[Saved entries]

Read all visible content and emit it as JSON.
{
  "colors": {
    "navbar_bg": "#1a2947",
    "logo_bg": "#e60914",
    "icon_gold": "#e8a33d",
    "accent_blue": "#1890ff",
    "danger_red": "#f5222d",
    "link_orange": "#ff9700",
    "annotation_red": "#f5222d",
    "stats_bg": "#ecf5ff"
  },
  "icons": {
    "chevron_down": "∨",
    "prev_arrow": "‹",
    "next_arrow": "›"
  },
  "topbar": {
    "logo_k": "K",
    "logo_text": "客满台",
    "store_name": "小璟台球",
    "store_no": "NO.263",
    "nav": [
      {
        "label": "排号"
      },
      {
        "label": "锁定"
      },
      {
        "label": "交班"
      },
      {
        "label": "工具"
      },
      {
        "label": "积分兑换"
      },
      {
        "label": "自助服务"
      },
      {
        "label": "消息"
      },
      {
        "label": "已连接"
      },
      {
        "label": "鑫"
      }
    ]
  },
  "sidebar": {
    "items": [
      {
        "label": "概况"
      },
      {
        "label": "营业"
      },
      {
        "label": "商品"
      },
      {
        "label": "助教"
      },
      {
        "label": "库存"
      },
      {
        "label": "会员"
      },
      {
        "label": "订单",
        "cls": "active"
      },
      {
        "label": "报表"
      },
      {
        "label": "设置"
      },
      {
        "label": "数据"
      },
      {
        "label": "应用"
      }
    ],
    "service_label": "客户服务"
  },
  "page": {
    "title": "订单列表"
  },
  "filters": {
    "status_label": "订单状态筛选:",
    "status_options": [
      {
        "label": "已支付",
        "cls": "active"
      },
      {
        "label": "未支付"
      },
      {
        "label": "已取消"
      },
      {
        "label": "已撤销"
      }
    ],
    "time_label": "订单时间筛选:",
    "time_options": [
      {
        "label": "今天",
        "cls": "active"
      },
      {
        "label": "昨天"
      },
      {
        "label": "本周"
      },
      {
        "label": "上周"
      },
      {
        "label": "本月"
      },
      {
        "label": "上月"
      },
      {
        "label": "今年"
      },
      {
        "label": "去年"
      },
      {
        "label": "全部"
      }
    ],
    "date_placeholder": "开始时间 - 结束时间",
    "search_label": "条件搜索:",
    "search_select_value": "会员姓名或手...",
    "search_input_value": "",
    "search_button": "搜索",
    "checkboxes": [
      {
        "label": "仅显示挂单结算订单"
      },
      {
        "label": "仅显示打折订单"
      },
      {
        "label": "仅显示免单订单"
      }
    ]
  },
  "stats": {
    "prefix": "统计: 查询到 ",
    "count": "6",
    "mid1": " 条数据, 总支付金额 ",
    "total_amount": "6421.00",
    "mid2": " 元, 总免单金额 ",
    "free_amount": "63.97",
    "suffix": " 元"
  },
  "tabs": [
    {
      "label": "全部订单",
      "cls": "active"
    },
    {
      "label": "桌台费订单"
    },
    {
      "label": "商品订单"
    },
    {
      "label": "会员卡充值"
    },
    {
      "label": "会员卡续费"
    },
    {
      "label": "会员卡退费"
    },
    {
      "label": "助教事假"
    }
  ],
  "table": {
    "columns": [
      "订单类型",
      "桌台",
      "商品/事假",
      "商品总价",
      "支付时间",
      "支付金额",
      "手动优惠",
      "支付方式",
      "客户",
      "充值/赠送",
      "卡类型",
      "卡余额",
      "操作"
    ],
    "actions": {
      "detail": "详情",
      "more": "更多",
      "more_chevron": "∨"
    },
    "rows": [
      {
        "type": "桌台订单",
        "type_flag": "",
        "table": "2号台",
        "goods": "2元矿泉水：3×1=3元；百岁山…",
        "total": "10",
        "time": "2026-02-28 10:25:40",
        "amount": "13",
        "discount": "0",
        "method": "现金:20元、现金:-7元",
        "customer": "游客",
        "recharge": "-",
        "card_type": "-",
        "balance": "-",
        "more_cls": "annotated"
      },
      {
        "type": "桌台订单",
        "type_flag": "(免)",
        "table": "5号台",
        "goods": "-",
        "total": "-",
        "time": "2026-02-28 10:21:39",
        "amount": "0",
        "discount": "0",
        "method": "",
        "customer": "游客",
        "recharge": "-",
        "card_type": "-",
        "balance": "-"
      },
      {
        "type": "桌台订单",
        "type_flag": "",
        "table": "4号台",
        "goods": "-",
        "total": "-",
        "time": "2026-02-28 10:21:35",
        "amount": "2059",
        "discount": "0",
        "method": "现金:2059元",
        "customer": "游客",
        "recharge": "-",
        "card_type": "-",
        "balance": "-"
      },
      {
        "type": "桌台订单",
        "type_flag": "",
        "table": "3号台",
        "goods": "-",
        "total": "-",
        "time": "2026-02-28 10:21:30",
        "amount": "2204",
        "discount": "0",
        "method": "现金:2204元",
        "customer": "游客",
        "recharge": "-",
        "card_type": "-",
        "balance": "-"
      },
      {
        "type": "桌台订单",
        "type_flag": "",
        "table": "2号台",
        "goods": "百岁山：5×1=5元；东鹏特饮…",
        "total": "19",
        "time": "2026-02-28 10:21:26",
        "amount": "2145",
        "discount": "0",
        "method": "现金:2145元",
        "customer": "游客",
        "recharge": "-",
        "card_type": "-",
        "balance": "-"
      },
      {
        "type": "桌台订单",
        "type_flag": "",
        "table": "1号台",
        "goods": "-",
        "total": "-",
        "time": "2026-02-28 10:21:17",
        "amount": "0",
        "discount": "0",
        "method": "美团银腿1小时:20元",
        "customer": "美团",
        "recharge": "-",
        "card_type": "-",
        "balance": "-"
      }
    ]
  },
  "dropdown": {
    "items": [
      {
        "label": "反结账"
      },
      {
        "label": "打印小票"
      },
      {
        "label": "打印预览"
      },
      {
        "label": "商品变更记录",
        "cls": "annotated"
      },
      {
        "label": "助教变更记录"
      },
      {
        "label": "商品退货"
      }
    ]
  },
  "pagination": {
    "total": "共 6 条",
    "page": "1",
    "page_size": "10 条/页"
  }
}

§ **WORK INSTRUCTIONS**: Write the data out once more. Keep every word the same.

§ **SOLUTION FOR THIS PROBLEM**:
Read all visible content and emit it as JSON.
{
  "colors": {
    "navbar_bg": "#1a2947",
    "logo_bg": "#e60914",
    "icon_gold": "#e8a33d",
    "accent_blue": "#1890ff",
    "danger_red": "#f5222d",
    "link_orange": "#ff9700",
    "annotation_red": "#f5222d",
    "stats_bg": "#ecf5ff"
  },
  "icons": {
    "chevron_down": "∨",
    "prev_arrow": "‹",
    "next_arrow": "›"
  },
  "topbar": {
    "logo_k": "K",
    "logo_text": "客满台",
    "store_name": "小璟台球",
    "store_no": "NO.263",
    "nav": [
      {
        "label": "排号"
      },
      {
        "label": "锁定"
      },
      {
        "label": "交班"
      },
      {
        "label": "工具"
      },
      {
        "label": "积分兑换"
      },
      {
        "label": "自助服务"
      },
      {
        "label": "消息"
      },
      {
        "label": "已连接"
      },
      {
        "label": "鑫"
      }
    ]
  },
  "sidebar": {
    "items": [
      {
        "label": "概况"
      },
      {
        "label": "营业"
      },
      {
        "label": "商品"
      },
      {
        "label": "助教"
      },
      {
        "label": "库存"
      },
      {
        "label": "会员"
      },
      {
        "label": "订单",
        "cls": "active"
      },
      {
        "label": "报表"
      },
      {
        "label": "设置"
      },
      {
        "label": "数据"
      },
      {
        "label": "应用"
      }
    ],
    "service_label": "客户服务"
  },
  "page": {
    "title": "订单列表"
  },
  "filters": {
    "status_label": "订单状态筛选:",
    "status_options": [
      {
        "label": "已支付",
        "cls": "active"
      },
      {
        "label": "未支付"
      },
      {
        "label": "已取消"
      },
      {
        "label": "已撤销"
      }
    ],
    "time_label": "订单时间筛选:",
    "time_options": [
      {
        "label": "今天",
        "cls": "active"
      },
      {
        "label": "昨天"
      },
      {
        "label": "本周"
      },
      {
        "label": "上周"
      },
      {
        "label": "本月"
      },
      {
        "label": "上月"
      },
      {
        "label": "今年"
      },
      {
        "label": "去年"
      },
      {
        "label": "全部"
      }
    ],
    "date_placeholder": "开始时间 - 结束时间",
    "search_label": "条件搜索:",
    "search_select_value": "会员姓名或手...",
    "search_input_value": "",
    "search_button": "搜索",
    "checkboxes": [
      {
        "label": "仅显示挂单结算订单"
      },
      {
        "label": "仅显示打折订单"
      },
      {
        "label": "仅显示免单订单"
      }
    ]
  },
  "stats": {
    "prefix": "统计: 查询到 ",
    "count": "6",
    "mid1": " 条数据, 总支付金额 ",
    "total_amount": "6421.00",
    "mid2": " 元, 总免单金额 ",
    "free_amount": "63.97",
    "suffix": " 元"
  },
  "tabs": [
    {
      "label": "全部订单",
      "cls": "active"
    },
    {
      "label": "桌台费订单"
    },
    {
      "label": "商品订单"
    },
    {
      "label": "会员卡充值"
    },
    {
      "label": "会员卡续费"
    },
    {
      "label": "会员卡退费"
    },
    {
      "label": "助教事假"
    }
  ],
  "table": {
    "columns": [
      "订单类型",
      "桌台",
      "商品/事假",
      "商品总价",
      "支付时间",
      "支付金额",
      "手动优惠",
      "支付方式",
      "客户",
      "充值/赠送",
      "卡类型",
      "卡余额",
      "操作"
    ],
    "actions": {
      "detail": "详情",
      "more": "更多",
      "more_chevron": "∨"
    },
    "rows": [
      {
        "type": "桌台订单",
        "type_flag": "",
        "table": "2号台",
        "goods": "2元矿泉水：3×1=3元；百岁山…",
        "total": "10",
        "time": "2026-02-28 10:25:40",
        "amount": "13",
        "discount": "0",
        "method": "现金:20元、现金:-7元",
        "customer": "游客",
        "recharge": "-",
        "card_type": "-",
        "balance": "-",
        "more_cls": "annotated"
      },
      {
        "type": "桌台订单",
        "type_flag": "(免)",
        "table": "5号台",
        "goods": "-",
        "total": "-",
        "time": "2026-02-28 10:21:39",
        "amount": "0",
        "discount": "0",
        "method": "",
        "customer": "游客",
        "recharge": "-",
        "card_type": "-",
        "balance": "-"
      },
      {
        "type": "桌台订单",
        "type_flag": "",
        "table": "4号台",
        "goods": "-",
        "total": "-",
        "time": "2026-02-28 10:21:35",
        "amount": "2059",
        "discount": "0",
        "method": "现金:2059元",
        "customer": "游客",
        "recharge": "-",
        "card_type": "-",
        "balance": "-"
      },
      {
        "type": "桌台订单",
        "type_flag": "",
        "table": "3号台",
        "goods": "-",
        "total": "-",
        "time": "2026-02-28 10:21:30",
        "amount": "2204",
        "discount": "0",
        "method": "现金:2204元",
        "customer": "游客",
        "recharge": "-",
        "card_type": "-",
        "balance": "-"
      },
      {
        "type": "桌台订单",
        "type_flag": "",
        "table": "2号台",
        "goods": "百岁山：5×1=5元；东鹏特饮…",
        "total": "19",
        "time": "2026-02-28 10:21:26",
        "amount": "2145",
        "discount": "0",
        "method": "现金:2145元",
        "customer": "游客",
        "recharge": "-",
        "card_type": "-",
        "balance": "-"
      },
      {
        "type": "桌台订单",
        "type_flag": "",
        "table": "1号台",
        "goods": "-",
        "total": "-",
        "time": "2026-02-28 10:21:17",
        "amount": "0",
        "discount": "0",
        "method": "美团银腿1小时:20元",
        "customer": "美团",
        "recharge": "-",
        "card_type": "-",
        "balance": "-"
      }
    ]
  },
  "dropdown": {
    "items": [
      {
        "label": "反结账"
      },
      {
        "label": "打印小票"
      },
      {
        "label": "打印预览"
      },
      {
        "label": "商品变更记录",
        "cls": "annotated"
      },
      {
        "label": "助教变更记录"
      },
      {
        "label": "商品退货"
      }
    ]
  },
  "pagination": {
    "total": "共 6 条",
    "page": "1",
    "page_size": "10 条/页"
  }
}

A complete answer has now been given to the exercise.